How would doctors at Mt. Sinai handle the difficult choice of, say, having to pull a patient off a ventilator to make it available for another patient deemed to have a better chance of survival? Carr says there’s no hospital-wide policy to guide the actions of the doctor in charge. “How will we handle it, if and when it comes? It’s a good question,” he says. “There are lots of folks who in the abstract can talk about it. If you’re a health system right now, are you going to create a protocol around this? How do you think it would be received if you did?”
Instead of using protocols, Carr says, the hospital will rely on patients and their families, in consultation with the bedside doctor, to come to an agreement voluntarily. “If and when we get down to a very low number of ventilators for our health system, would it make sense to just have a protocol in place that makes us the decision-maker?” he says. “Or might it make more sense to say to families of loved ones who’ve been on the ventilator for ten days that are not progressing, ‘Hey, we’re in a critical place right now. I want you to know that we have 300 people ventilated in our hospital system and there are more patients coming in. We would like to have thoughtful ongoing conversations about the direction that your loved one is going.'”
A wild card is how a litigious society will respond when patients are denied care. In the absence of clear protocols, doctors and hospitals run the risk of legal challenges that could gum up the works. “We think the risk to physicians is low, but not zero, and not trivial,” says Glenn Cohen, a law professor and bioethics expert at Harvard Law School.

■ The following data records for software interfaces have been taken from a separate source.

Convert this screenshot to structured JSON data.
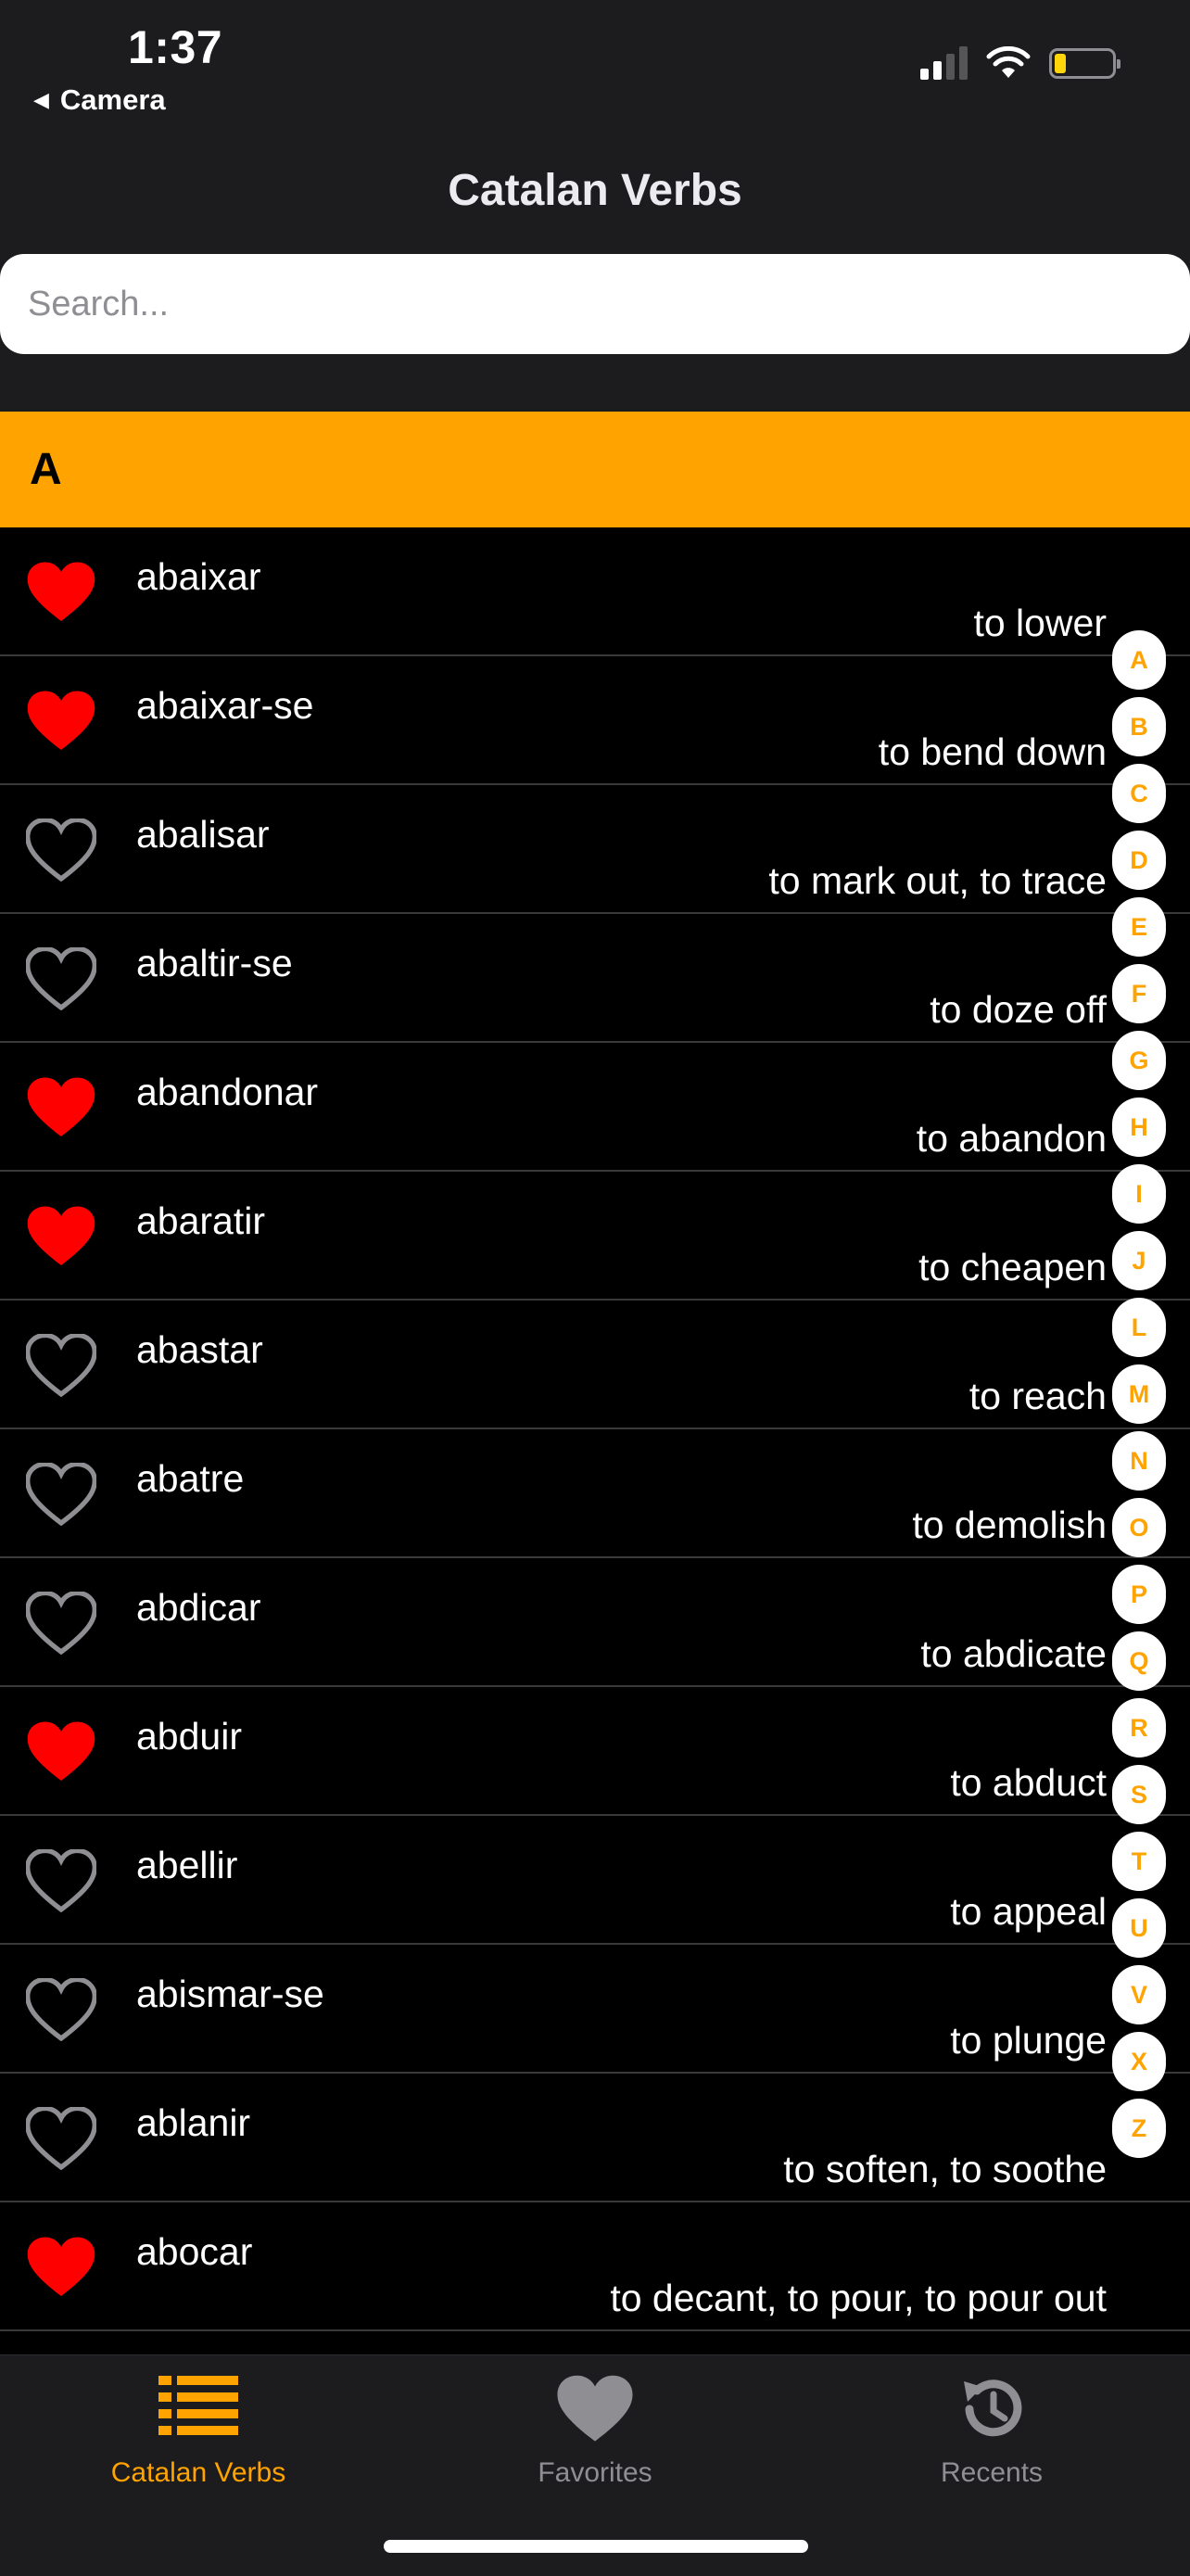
{
  "status_bar": {
    "time": "1:37",
    "back_app": "Camera"
  },
  "nav": {
    "title": "Catalan Verbs"
  },
  "search": {
    "placeholder": "Search..."
  },
  "section": {
    "letter": "A"
  },
  "verbs": [
    {
      "verb": "abaixar",
      "meaning": "to lower",
      "favorite": true
    },
    {
      "verb": "abaixar-se",
      "meaning": "to bend down",
      "favorite": true
    },
    {
      "verb": "abalisar",
      "meaning": "to mark out, to trace",
      "favorite": false
    },
    {
      "verb": "abaltir-se",
      "meaning": "to doze off",
      "favorite": false
    },
    {
      "verb": "abandonar",
      "meaning": "to abandon",
      "favorite": true
    },
    {
      "verb": "abaratir",
      "meaning": "to cheapen",
      "favorite": true
    },
    {
      "verb": "abastar",
      "meaning": "to reach",
      "favorite": false
    },
    {
      "verb": "abatre",
      "meaning": "to demolish",
      "favorite": false
    },
    {
      "verb": "abdicar",
      "meaning": "to abdicate",
      "favorite": false
    },
    {
      "verb": "abduir",
      "meaning": "to abduct",
      "favorite": true
    },
    {
      "verb": "abellir",
      "meaning": "to appeal",
      "favorite": false
    },
    {
      "verb": "abismar-se",
      "meaning": "to plunge",
      "favorite": false
    },
    {
      "verb": "ablanir",
      "meaning": "to soften, to soothe",
      "favorite": false
    },
    {
      "verb": "abocar",
      "meaning": "to decant, to pour, to pour out",
      "favorite": true
    }
  ],
  "index_letters": [
    "A",
    "B",
    "C",
    "D",
    "E",
    "F",
    "G",
    "H",
    "I",
    "J",
    "L",
    "M",
    "N",
    "O",
    "P",
    "Q",
    "R",
    "S",
    "T",
    "U",
    "V",
    "X",
    "Z"
  ],
  "tabs": [
    {
      "label": "Catalan Verbs",
      "icon": "list-icon",
      "active": true
    },
    {
      "label": "Favorites",
      "icon": "heart-icon",
      "active": false
    },
    {
      "label": "Recents",
      "icon": "history-icon",
      "active": false
    }
  ],
  "colors": {
    "accent": "#ffa300",
    "favorite": "#ff0000",
    "background": "#000000",
    "bar": "#1c1c1e",
    "inactive": "#8e8e93"
  }
}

The act of taking a patient off a ventilator is, legally speaking, fraught. Criminal law generally doesn’t hold doctors responsible for not providing care if they don’t have the resources, but taking a patient off a ventilator without their consent is a different matter. “It looks on paper like homicide,” he says. “It doesn’t matter if the patient would have died anyway. Case law says that shortening a life even by a few hours could lead to charges of manslaughter or murder.”
In a crisis, Cohen doesn’t believe prosecutors would pursue such cases against doctors. But it would be up to the individual prosecutor. On the civil side, doctors could be sued for malpractice, but the risk that a jury would award damages is low, he says. If a doctor wanted to take a patient off a ventilator, there’s also the possibility that a patient’s family could seek an injunction from a judge, which would bring the whole process to a halt.
Although Federal statutes grant some immunities for health care workers, they’re not adequate, and of all the states only Maryland provides adequate protection. Cohen would like to see Congress pass a law that provides temporary protection for doctors for the duration of the COVID crisis. In the interim, he says, state district attorneys and attorneys general should write letters pledging not to prosecute doctors if they abide by protocols such as those developed in Pittsburgh. “If doctor is engaged in good-faith compliance with standards, they should be immune from prosecution,” he says.
The crisis in critical care that U.S. hospitals are now dealing with reminds Truog of his experience in Haiti after the earthquake in 2010. He saw children with severe pneumonia, who needed ventilation. But hospitals didn’t have enough of the devices to go around, so doctors had to make difficult choices. “This was part of daily life for Haitians,” he recalls. “It seemed like a necessity. We felt we were doing the best we could.”
What he finds striking, in retrospect, is how ordinary rationing critical health care seemed in one of the poorest nations on earth. “I think it will be a lot harder for Americans.”